You are on page 1of 3

Nicole Anderson

Language and Literacy


9/29/15
Gumiko Monobe
Multicultural Literature and Response
The main purpose of this reading was to inform the reader about why reading literature
from other countries or from other cultures gives the reader more insight about the world and
about people as a whole. I believe that it is important for schools to have books or stories from
other countries or other groups of people so that the students are informed that not everyone is
exactly the same. Teachers need to tell their students that it is okay if they are not. Everyone is
different and it is important for children to learn this at a young age so that they will know this
for the future and for the rest of their lives.
One of the sentences that I liked from the reading was in the beginning of the article.
According to Cai (1998), multicultural literature is a critical component of this movement, a
tool that can be used to reach its goal: diversity and equity in education (p. 318) (Oswald &
Smolen, 2). The reason that I liked this quote so much is because this is one of my values for
my classroom when I become a teacher.
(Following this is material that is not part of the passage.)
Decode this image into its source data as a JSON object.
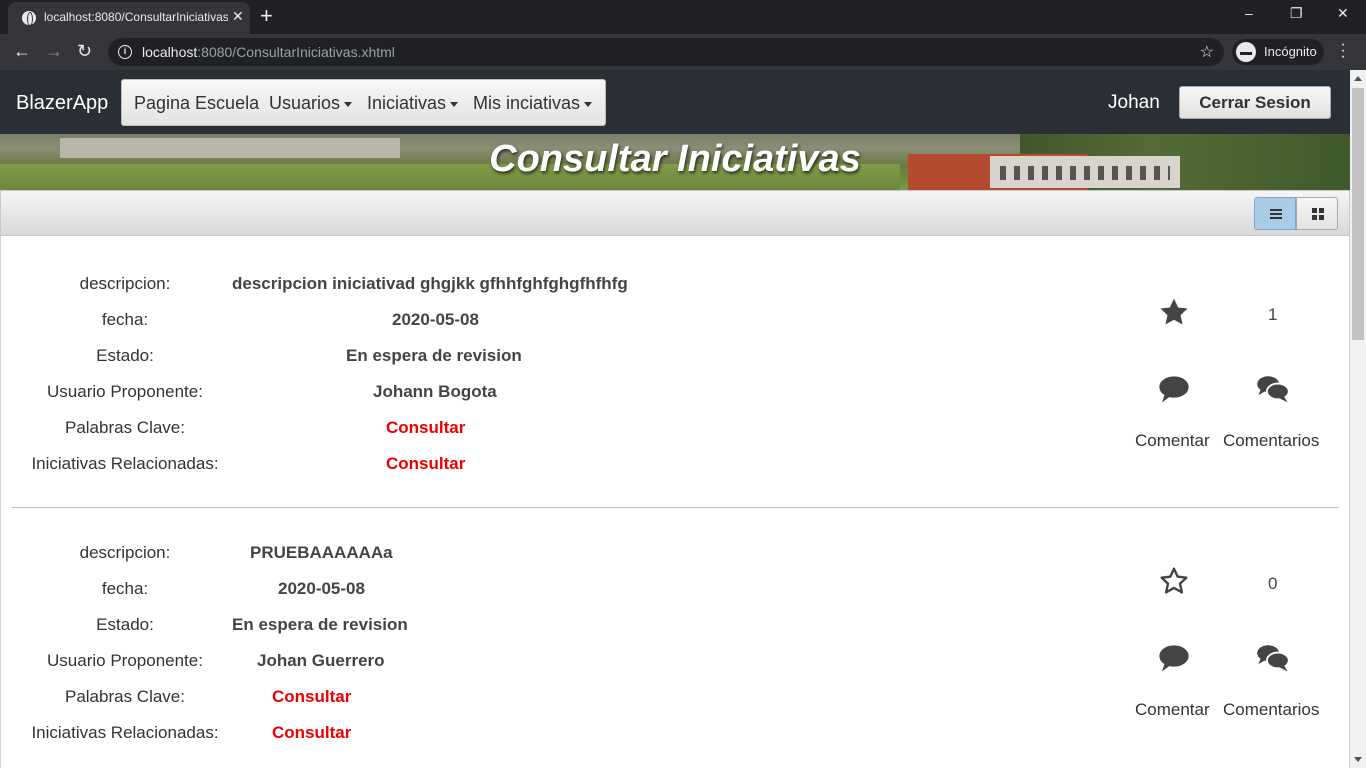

I want my classroom to show equality and I want
everyone in my classroom to have respect for one another. I want people to treat others the way
they would want to be treated. Everyone is different; which is what makes each individual
unique. Each childs look, attitude, interests, etc. makes the classroom the way it is and creates
the classroom environment.
Another sentence that I liked from the reading was from the Criteria for Selection of
Multicultural Literature section from the reading. Once purpose is established, it is important
for educators to be acquainted with criteria to determine honesty, authenticity, and quality in
multicultural literature (Oswald & Smolen, 3). I like this quote because teachers should be

enforcing equality and kindness in the classroom. Teachers want their students to feel like they
are in a safe and comfortable environment. If the children feel like they are being judged or they
feel out of place, then they will not be motivated or willing to come to school. We want everyone
to feel welcome in the classroom and to have the children feel like they belong in school.
From the reading, I am curious to know why authors write about other cultures beyond
their own. How can an author possibly know about a culture if they are not part of the religion or
from that country? Maybe if they lived in that country for a short period of time, then I could see
how they could write about it. But without experiencing a specific place or a group of people for
themselves, then how can they possibly be considered an expert on that culture in order to write
about it?

Work Cited Page


Cai, M. (1998). Multiple definitions of multicultural literature: Is the debate really just ivory
tower bickering? The New Advocate. 11(4), 311-324.
Smolen, L. A., & Oswald, R. A. (Eds.). (2010). Multicultural Literature and Response:
Affirming Diverse Voices: Affirming Diverse Voices. Santa Barbara, CA: ABC-CLIO.